Second, there are sound policy reasons for increasing the size of the federal courts. In most circuit courts of appeals, 90% of the appeals are disposed of by anonymous 26-year old law clerks with very little judicial supervision. The opinions that result cannot be cited as precedent in future case and are a form of second-class justice. Judge Richard Arnold a Democrat thought correctly that Memorandum Opinions were unconstitutional, and he was right. Federal judges do not have the power to issue opinions, which cannot be cited as precedent and which are a form of secret law. We are quite surprised that Professor Primus is not more concerned about Memorandum Opinions.
We are also surprised that he is unconcerned that rocketing caseloads are making trials a vanishing event in the federal district courts. Ninety-five percent of all federal civil suits are now settled, and ninety-five percent of all criminal suits are plea-bargained. It is not uncommon for federal district court judges to go for more than a year without trying a case. This means young lawyers often get no trial experience, which makes the ABA’s insistence on trial experience to be a district judge positively archaic.
Finally, we are astonished that Professor Primus is unconcerned that federal Administrative Law judges in the agencies we list in our paper do not have life tenure, are appointed by the very agency’s whose lawsuits they hear, and share a building with law enforcement and rulemaking personnel all of who rub shoulders in the cafeteria. This is a separation of powers nightmare, which we would cure by giving life tenure to newly created Administrative Law judges who would be nominated by the President and confirmed by the Senate.
Professor Primus says our proposal would change the little “c” constitution by politicizing judicial selection in some new and radical way.
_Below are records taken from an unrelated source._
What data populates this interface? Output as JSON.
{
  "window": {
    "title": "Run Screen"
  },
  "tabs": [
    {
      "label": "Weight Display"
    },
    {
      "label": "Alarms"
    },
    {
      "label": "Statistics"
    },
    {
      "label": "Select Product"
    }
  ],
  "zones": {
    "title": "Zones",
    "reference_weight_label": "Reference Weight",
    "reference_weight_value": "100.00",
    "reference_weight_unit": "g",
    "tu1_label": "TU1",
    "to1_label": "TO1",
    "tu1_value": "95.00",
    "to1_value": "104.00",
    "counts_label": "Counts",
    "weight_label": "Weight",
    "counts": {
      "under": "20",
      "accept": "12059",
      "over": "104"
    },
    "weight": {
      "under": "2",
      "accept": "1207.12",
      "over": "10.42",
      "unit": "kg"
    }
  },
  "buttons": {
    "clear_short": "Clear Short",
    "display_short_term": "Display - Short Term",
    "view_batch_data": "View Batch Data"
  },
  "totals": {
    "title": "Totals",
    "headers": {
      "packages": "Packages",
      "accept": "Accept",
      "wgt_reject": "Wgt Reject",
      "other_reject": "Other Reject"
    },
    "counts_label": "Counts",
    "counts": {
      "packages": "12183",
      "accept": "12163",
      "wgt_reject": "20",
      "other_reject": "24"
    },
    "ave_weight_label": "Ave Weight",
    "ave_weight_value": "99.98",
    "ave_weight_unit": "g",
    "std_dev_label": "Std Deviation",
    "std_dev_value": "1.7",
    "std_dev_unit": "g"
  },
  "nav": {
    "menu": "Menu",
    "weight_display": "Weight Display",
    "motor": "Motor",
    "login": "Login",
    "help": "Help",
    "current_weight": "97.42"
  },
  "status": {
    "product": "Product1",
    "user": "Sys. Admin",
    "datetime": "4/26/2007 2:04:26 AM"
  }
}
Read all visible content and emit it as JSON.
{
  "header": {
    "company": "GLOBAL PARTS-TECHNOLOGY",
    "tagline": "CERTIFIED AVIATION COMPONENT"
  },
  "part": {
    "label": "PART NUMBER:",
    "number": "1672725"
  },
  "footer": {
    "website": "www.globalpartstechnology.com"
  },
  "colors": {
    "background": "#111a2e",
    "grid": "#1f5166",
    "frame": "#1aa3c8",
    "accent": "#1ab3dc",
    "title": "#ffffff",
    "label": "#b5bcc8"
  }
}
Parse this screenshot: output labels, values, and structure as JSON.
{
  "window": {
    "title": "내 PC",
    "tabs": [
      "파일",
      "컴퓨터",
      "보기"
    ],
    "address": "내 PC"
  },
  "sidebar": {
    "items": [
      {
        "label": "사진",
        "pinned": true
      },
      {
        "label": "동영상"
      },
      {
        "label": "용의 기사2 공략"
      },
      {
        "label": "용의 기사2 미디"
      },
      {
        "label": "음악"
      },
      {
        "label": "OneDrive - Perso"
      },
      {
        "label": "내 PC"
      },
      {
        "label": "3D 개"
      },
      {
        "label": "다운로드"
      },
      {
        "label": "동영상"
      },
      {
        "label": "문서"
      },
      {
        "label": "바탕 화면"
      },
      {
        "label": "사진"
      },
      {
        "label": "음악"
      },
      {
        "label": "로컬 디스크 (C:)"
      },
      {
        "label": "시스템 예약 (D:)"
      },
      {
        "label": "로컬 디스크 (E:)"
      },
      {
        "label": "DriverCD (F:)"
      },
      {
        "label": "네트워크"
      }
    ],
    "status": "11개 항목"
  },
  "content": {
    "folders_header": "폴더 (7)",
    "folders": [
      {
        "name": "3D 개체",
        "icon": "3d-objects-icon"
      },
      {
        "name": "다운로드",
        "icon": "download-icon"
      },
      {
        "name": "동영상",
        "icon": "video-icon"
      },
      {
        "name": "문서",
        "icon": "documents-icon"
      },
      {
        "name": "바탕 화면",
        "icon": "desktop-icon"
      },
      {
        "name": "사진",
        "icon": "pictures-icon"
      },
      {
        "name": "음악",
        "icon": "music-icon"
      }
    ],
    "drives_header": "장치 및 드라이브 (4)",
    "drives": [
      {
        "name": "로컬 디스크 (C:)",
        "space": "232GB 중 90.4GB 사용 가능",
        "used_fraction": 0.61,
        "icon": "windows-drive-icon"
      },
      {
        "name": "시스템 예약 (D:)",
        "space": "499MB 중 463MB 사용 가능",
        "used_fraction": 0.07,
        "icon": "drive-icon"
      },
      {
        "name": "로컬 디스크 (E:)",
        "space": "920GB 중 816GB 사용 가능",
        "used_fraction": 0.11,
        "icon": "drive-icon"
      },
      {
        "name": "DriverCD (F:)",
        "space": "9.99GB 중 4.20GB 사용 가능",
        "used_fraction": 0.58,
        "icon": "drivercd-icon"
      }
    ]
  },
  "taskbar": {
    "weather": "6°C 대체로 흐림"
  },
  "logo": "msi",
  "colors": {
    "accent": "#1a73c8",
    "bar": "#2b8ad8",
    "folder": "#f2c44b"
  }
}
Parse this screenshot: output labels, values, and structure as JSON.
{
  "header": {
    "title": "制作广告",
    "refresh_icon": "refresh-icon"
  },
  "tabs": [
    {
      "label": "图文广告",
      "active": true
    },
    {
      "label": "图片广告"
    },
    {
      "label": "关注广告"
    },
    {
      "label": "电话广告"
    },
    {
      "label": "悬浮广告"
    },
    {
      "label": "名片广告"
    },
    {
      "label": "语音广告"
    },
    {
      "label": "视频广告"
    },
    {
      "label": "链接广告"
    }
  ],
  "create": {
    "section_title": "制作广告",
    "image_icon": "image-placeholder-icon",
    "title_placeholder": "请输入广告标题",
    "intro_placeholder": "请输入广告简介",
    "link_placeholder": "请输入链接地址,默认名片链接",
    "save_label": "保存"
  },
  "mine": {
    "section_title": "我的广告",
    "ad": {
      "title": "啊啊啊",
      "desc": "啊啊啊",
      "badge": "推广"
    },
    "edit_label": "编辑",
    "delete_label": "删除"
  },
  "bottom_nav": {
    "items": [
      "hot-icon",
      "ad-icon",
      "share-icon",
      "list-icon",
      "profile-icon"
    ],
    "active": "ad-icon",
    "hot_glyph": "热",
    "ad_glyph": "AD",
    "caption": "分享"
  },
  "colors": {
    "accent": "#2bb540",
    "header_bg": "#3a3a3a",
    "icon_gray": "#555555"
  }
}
This claim is more than a little absurd coming after: 1) the unprecedented treatment given to Judge Robert H. Bork by Senate Democrats in 1987 when Bork was nominated to the Supreme Court; 2) the unprecedented filibustering of President George W. Bush’s judicial nominees to the lower federal courts, which nominees were supported by a majority of the Senate, by then-Senate Minority Leader Harry Reid; and 3) Senator Reid’s decision in 2013 to abolish the filibuster of lower federal court judges nominated by President Barack Obama.
The bottom line is that the Republican Party won the presidency for 32 out of the 52 years between 1969 and 2021 and so one would expect that about three-fifths of all federal court of appeals judges would be appointed by Republican presidents. The fact this is not the case is evidence of the court packing Jimmy Carter and Chuck Schumer have been engaged in.
Voters who told pollsters in 2016 that they cared more about judicial selection broke heavily in favor of Donald Trump over Hillary Clinton. Donald Trump had a popular mandate to pick Justice Scalia’s successor and to pick a whole lot of other lower court judges like him. Make no mistake about it Professor Primus. The American people are against you on judicial selection.
Steven G. Calabresi is Clayton J. and Henry R. Barber Professor, Northwestern Pritzker School of Law. You can reach him by e-mail at s-calabresi at law.northwestern.edu. Shams Hirji is a recent graduate of Northwestern Pritzker School of Law.